Monday, August 11, 2008

A Table Valued Function to Split Strings

-- the function
      @TargetString NVARCHAR(MAX),
      @Delimeter NVARCHAR(MAX)
-- the part repository
      PartId INT IDENTITY(1, 1),
      Part VARCHAR(MAX)
      -- just some variables to keep track of things
            @CurrentIndex INT,
            @DelimeterIndex INT,
            @PartLength INT;
      -- initialize the loop
            @CurrentIndex = 0,
            @DelimeterIndex =CHARINDEX(@Delimeter, @TargetString, 0),
            @PartLength = @DelimeterIndex - @CurrentIndex;
      -- if the delimeter exists, continue the loop
      WHILE (@DelimeterIndex > 0) BEGIN
            -- add the part to the part repository
            INSERT INTO @Parts VALUES (SUBSTRING(@TargetString, @CurrentIndex, @PartLength));
            -- update the indexing information
                  @CurrentIndex = @CurrentIndex + @PartLength + LEN(@Delimeter),
                  @DelimeterIndex = CHARINDEX(@Delimeter, @TargetString, @CurrentIndex),
                  @PartLength = @DelimeterIndex - @CurrentIndex;
      -- add whatever comes after the last delimeter
      INSERT INTO @Parts VALUES (SUBSTRING(@TargetString, @CurrentIndex, LEN(@TargetString) - @CurrentIndex + 1))

Saturday, August 9, 2008

HR-XML Integration in Human Resources Software

Most of the programming and architecture work I do is in the human resources space. I write software for paperless onboarding and acculturation, personell change management, background checks and verification services, new employee requisitioning, and the like. As you can imagine, I spend a great deal of time and effort integrating with human resources software systems.
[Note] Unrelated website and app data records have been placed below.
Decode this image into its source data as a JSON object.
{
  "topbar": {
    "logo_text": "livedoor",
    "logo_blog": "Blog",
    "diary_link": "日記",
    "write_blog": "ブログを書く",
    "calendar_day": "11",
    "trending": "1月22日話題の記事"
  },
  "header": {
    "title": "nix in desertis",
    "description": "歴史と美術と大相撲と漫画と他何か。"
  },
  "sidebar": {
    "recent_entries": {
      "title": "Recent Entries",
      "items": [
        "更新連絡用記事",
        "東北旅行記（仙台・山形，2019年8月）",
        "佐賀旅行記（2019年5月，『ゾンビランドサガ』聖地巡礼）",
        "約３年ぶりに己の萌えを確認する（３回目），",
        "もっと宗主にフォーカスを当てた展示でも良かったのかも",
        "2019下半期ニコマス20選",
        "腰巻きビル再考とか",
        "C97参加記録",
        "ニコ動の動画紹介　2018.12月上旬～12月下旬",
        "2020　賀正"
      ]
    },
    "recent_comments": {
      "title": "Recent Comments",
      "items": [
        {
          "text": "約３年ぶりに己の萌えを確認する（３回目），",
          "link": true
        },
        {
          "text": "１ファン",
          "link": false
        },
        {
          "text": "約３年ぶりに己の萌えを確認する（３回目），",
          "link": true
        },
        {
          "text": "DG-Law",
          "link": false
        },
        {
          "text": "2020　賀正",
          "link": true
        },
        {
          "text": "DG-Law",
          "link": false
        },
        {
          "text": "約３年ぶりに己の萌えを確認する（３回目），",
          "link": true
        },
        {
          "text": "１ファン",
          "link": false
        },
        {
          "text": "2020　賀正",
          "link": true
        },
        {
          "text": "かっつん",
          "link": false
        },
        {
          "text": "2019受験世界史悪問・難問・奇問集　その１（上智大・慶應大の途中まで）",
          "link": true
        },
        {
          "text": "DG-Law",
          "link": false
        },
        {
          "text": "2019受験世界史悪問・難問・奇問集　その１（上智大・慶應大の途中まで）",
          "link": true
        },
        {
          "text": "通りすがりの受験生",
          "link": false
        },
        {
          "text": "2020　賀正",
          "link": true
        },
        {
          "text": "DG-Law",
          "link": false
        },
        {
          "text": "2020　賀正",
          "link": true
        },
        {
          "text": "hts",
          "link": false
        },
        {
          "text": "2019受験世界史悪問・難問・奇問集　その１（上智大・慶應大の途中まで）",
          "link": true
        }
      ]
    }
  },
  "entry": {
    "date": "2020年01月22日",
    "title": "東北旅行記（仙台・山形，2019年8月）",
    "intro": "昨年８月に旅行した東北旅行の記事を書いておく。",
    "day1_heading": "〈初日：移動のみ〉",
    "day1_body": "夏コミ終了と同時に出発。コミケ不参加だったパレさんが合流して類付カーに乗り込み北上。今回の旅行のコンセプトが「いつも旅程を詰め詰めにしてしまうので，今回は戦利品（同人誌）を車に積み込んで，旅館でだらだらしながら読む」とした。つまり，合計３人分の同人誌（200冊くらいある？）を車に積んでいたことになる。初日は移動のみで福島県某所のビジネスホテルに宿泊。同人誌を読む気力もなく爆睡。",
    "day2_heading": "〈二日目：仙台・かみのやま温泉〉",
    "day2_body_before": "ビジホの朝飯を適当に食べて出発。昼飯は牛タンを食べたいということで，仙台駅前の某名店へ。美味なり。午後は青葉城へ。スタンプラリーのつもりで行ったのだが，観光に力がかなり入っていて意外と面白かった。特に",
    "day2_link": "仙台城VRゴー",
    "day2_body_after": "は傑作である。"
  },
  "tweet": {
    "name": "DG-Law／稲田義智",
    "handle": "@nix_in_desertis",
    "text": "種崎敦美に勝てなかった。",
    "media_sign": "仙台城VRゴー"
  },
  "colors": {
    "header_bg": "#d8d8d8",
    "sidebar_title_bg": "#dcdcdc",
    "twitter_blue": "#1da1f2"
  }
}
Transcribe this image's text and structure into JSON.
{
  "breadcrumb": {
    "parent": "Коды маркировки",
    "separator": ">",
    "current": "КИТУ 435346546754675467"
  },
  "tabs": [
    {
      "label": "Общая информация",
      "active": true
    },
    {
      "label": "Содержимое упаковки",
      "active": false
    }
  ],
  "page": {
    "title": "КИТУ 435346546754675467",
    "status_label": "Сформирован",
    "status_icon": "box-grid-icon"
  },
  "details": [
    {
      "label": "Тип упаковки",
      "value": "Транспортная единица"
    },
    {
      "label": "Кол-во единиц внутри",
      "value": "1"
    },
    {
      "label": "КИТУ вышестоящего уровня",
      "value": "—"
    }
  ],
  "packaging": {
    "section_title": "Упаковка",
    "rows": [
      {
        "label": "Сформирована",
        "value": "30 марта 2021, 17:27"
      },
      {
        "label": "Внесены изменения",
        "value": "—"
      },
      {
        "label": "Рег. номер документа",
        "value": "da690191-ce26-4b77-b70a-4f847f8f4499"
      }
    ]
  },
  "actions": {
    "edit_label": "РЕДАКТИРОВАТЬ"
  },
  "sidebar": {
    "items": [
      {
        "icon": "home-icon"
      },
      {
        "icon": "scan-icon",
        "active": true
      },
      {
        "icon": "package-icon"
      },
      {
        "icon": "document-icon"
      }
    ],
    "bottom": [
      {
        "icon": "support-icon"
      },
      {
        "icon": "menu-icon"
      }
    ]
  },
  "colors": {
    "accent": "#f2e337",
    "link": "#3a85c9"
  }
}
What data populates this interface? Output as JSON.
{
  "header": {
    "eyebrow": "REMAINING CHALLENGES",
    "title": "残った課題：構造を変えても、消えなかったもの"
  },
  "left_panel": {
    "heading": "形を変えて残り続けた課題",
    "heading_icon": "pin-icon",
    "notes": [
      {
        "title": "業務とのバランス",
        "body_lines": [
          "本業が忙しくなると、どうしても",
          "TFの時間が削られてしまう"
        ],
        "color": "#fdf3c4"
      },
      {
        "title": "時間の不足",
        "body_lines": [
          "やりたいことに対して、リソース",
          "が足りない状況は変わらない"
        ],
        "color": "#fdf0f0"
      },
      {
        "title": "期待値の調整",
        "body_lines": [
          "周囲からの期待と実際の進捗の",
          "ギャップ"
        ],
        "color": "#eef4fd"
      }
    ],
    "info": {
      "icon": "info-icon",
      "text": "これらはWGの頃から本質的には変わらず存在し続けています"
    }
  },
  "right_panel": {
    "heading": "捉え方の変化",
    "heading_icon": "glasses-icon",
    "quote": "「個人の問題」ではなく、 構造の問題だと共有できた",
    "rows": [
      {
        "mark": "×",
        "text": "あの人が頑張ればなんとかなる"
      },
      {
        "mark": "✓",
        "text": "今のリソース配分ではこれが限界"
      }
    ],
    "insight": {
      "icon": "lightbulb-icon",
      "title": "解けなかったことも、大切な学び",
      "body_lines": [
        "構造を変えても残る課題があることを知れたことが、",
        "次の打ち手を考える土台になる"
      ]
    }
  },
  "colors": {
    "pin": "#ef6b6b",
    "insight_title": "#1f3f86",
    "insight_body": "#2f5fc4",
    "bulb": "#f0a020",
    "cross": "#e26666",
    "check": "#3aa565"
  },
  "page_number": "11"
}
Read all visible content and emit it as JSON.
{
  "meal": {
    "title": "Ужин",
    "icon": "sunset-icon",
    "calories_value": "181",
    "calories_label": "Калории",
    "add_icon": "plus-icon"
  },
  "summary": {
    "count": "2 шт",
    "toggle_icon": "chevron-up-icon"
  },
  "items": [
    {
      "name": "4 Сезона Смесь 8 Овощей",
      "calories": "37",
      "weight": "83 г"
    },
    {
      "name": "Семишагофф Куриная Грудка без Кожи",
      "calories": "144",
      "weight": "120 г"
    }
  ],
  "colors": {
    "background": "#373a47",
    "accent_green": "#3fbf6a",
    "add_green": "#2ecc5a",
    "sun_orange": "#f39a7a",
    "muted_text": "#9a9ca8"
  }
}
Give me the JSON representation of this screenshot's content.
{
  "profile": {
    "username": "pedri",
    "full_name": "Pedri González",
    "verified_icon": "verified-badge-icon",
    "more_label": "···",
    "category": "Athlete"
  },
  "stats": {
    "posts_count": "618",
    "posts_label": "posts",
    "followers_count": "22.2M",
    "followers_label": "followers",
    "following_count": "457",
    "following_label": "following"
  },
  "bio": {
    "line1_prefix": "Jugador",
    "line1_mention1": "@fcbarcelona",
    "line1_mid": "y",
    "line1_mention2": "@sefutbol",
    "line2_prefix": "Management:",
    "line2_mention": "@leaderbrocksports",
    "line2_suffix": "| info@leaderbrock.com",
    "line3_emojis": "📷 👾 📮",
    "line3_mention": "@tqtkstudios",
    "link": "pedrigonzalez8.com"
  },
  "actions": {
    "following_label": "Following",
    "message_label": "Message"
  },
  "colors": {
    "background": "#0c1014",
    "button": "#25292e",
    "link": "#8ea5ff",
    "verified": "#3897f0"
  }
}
I work with applicant tracking systems, payroll systems, human resources management systems, other onboarding systems, background check providers, and a number of other applications and services that all have to be able to talk to each other.

Some of the software, services, and systems I integrate with aren’t too bad. Some of them, however, are obscene. I work with one HRMS and payroll system, for example, that has a database with more than 1300 tables comprising an absurd 34,000 columns. Most of the tables have 8 to 10 character names; 3 of these characters are consumed by a 3 letter prefix which is carried over into the column names in the table. The tables may or may not have an identity field which is buried somewhere in the table structure, but you don’t need to know what the identity column is because it’s not used as a primary key. Instead, the primary key is derived from a time based calculation with a 1 second granularity. Furthermore, there are thousands of columns on most of the tables that start with UDF and end with a two digit number. In case you haven’t seen this abhorrent pattern before, UDF is short for “User Defined Field,” and it’s pretty darned tacky.

If you’re not yet convinced that this is indeed the ultimate in terrible database design, just go dig up E. F. Codd and you’ll most likely find him spinning in his grave. But, I’m not really writing this entry about bad databases; I mostly wanted to describe why it is so hard for multiple vendors to work together in the same environment. Well, to our rescue comes the HR-XML consortium, “ a non-profit organization dedicated to the development and promotion of a standard suite of XML specifications to enable e-business and the automation of human resources-related data exchanges.”

So, what does that really mean? Well, if your imports and your exports follow the HR-XML schema, you know you can always talk between systems. Our suite of human resources software is fully capable of communicating via HR-XML data. For us internally, it means that any piece of our system can be added or removed based on client needs. It also means that we fit in any stage of an HR process between applicant tracking and termination of an employee.

We can easily integrate with HRMS and Payroll systems, background check vendors, and even the Department of Homeland Security eVerify system. The only real problem is that HR-XML is not well accepted. Most other vendors don’t provide HR-XML integration support. In fact, some companies even lie about HR-XML integration to trick potential customers into believing they are getting an easily extensible system. I even know of one company that not only lies about its HR-XML integration, but also sits on the board of the HR-XML consortium. To me, this seems like the ultimate software insult.

So, if you work in HR or in HR software development, what can you do? Well, tell your vendors you are interested in seeing HR-XML support. Interact with the HR-XML consortium. Make your solutions HR-XML compatible. There are numerous ways to get involved and I hope this article whets your HR-XML appetite. I plan on posting a series of HR-XML articles on my blog so keep checking back. In the meantime, I’d love to hear about your integration nightmares. Please post a comment on this post if you have experienced similar issues.

© 2008, D. Patrick Caldwell, Vice President for Research and Development, Emerald Software Group, LLC